The Administration’s misguided aggravation of Saudi-American tensions created an opportunity that Beijing was happy to exploit. It now enjoys better relations with Riyadh than Washington does.
In addition to China, Iran is a major beneficiary of the agreement, which helps it escape diplomatic isolation and buy more time for advancing its nuclear program. Moreover, Saudi Arabia is now less likely to join Arab-Israeli efforts to contain Iran.
The Biden administration needs to recalibrate its Middle East policy to give a higher priority to security issues and the need to deter and defend against multiple Iranian threats to regional security.
Perhaps then long-term partners in the Middle East, who now harbor increasing doubts about U.S. security guarantees, would stop looking to China to augment their security.
About the Author

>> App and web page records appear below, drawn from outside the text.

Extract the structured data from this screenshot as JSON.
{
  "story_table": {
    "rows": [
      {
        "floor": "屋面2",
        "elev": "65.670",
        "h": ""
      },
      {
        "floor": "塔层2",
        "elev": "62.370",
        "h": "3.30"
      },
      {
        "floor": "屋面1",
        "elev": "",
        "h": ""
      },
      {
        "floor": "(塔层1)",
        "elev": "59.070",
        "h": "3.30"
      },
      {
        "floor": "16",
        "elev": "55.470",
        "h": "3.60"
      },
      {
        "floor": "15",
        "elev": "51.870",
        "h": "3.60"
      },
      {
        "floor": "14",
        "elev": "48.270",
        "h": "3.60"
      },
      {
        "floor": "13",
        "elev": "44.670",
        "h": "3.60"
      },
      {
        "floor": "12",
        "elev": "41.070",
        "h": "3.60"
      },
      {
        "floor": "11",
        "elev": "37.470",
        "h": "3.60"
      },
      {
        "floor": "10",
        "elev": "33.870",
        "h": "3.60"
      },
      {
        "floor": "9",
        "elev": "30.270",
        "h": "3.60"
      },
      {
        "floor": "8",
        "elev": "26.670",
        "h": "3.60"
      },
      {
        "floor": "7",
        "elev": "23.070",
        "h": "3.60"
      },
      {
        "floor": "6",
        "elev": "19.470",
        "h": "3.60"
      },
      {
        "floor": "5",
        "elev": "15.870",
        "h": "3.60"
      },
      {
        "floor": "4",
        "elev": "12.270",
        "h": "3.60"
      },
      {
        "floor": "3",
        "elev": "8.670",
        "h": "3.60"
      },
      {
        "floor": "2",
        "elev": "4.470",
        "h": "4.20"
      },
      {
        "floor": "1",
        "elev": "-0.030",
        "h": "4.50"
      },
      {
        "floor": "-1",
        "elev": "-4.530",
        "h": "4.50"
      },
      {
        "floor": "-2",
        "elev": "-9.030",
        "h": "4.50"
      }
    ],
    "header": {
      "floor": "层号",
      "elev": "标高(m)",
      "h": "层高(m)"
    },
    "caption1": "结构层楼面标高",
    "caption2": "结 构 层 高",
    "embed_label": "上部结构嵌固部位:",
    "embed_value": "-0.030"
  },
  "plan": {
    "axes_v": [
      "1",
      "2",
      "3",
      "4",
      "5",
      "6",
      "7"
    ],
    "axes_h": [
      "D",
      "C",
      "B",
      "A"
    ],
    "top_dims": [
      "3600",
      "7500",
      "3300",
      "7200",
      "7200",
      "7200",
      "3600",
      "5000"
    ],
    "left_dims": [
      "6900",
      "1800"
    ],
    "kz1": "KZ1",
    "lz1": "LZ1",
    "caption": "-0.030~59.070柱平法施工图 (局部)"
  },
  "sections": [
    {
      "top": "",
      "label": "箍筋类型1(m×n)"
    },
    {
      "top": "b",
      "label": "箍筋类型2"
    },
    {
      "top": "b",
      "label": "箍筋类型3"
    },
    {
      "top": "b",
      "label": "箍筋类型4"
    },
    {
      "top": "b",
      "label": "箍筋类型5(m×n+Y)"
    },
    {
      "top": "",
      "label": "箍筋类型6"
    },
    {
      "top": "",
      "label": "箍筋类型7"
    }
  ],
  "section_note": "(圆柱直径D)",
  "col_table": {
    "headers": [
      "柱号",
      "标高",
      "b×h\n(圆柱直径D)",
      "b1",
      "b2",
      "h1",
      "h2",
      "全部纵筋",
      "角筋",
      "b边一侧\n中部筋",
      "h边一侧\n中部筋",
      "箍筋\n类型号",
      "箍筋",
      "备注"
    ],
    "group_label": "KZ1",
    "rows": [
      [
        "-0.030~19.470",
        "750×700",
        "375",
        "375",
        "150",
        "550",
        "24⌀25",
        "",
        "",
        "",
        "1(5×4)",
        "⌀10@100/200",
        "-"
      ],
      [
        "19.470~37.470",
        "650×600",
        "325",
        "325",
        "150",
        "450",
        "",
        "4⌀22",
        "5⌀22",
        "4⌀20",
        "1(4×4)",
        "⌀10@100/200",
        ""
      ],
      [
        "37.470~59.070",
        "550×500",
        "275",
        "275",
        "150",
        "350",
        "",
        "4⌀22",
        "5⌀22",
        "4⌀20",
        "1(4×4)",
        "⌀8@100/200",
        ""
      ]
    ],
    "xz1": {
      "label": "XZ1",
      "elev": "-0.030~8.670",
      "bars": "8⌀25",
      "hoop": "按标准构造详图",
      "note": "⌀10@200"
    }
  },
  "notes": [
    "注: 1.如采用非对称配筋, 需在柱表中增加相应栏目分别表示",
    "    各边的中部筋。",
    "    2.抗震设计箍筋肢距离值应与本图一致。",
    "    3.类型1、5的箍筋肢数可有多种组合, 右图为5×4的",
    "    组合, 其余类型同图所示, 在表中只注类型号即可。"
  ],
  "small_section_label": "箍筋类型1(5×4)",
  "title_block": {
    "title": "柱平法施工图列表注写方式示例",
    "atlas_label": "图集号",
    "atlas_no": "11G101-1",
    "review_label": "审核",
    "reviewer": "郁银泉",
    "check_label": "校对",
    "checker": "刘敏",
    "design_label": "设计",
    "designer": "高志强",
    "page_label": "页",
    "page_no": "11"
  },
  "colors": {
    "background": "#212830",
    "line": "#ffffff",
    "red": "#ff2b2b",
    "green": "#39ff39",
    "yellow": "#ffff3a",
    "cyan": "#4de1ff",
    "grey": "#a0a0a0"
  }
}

James Phillips, a Visiting Fellow for Middle Eastern affairs at The Heritage Foundation, has written extensively on regional issues and international terrorism since 1978. His prime research interests as part of Heritage’s Douglas and Sarah Allison Center for Foreign and National Security Policy include Iran, Iraq, Afghanistan, Persian Gulf security issues and Middle Eastern terrorism. Phillips also writes many articles on the Arab-Israeli conflict, Islamic radicalism, Algeria, Egypt, Israel, Jordan, Kuwait, Lebanon, Libya, Morocco, Pakistan, Saudi Arabia, Somalia, Syria, Sudan, Tunisia, and Turkey. He has testified numerous times before congressional committees on these issues. Since the terrorist attacks of Sept. 11, 2001, Phillips has written extensively on the global war against terrorism and its implications for U.S. policy in the Middle East.